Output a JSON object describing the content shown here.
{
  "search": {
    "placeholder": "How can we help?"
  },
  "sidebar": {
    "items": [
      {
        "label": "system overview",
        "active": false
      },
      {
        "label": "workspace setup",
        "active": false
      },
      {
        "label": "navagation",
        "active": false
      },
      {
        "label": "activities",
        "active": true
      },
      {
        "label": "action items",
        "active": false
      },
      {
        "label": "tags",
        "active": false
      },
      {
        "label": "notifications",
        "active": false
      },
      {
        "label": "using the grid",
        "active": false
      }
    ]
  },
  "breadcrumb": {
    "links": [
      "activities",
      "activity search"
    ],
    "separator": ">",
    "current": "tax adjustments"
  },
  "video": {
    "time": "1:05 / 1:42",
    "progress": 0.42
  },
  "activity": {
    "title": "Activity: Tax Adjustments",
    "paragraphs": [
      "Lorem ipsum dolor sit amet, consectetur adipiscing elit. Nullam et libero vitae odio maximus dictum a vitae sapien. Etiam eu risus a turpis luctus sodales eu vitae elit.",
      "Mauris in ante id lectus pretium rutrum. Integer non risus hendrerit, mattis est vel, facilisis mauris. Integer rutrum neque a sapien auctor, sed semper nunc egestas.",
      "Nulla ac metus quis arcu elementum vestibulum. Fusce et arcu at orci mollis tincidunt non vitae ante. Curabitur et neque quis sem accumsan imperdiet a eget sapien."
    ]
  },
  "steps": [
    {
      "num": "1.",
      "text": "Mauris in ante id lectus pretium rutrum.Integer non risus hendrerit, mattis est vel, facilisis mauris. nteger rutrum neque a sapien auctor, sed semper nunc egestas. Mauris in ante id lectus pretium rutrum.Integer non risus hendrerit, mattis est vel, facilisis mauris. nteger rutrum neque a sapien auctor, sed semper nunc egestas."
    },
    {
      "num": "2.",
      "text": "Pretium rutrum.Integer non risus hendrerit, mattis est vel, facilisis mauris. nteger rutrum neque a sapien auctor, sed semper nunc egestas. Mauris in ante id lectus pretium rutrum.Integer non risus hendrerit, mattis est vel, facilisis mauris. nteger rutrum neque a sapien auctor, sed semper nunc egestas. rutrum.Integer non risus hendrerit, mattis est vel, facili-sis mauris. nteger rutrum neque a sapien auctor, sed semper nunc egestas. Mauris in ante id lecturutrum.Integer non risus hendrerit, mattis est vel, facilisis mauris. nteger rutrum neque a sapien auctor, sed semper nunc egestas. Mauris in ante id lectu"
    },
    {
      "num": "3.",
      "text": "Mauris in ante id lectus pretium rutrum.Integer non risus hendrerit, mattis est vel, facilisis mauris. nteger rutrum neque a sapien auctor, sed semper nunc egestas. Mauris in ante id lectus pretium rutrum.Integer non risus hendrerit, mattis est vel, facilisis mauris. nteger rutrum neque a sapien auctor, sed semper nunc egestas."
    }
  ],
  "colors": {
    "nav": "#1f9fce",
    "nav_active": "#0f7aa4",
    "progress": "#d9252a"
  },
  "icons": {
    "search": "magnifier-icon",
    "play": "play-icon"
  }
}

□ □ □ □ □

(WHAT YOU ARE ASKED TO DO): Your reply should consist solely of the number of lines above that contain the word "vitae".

(YOUR SOLUTION): 2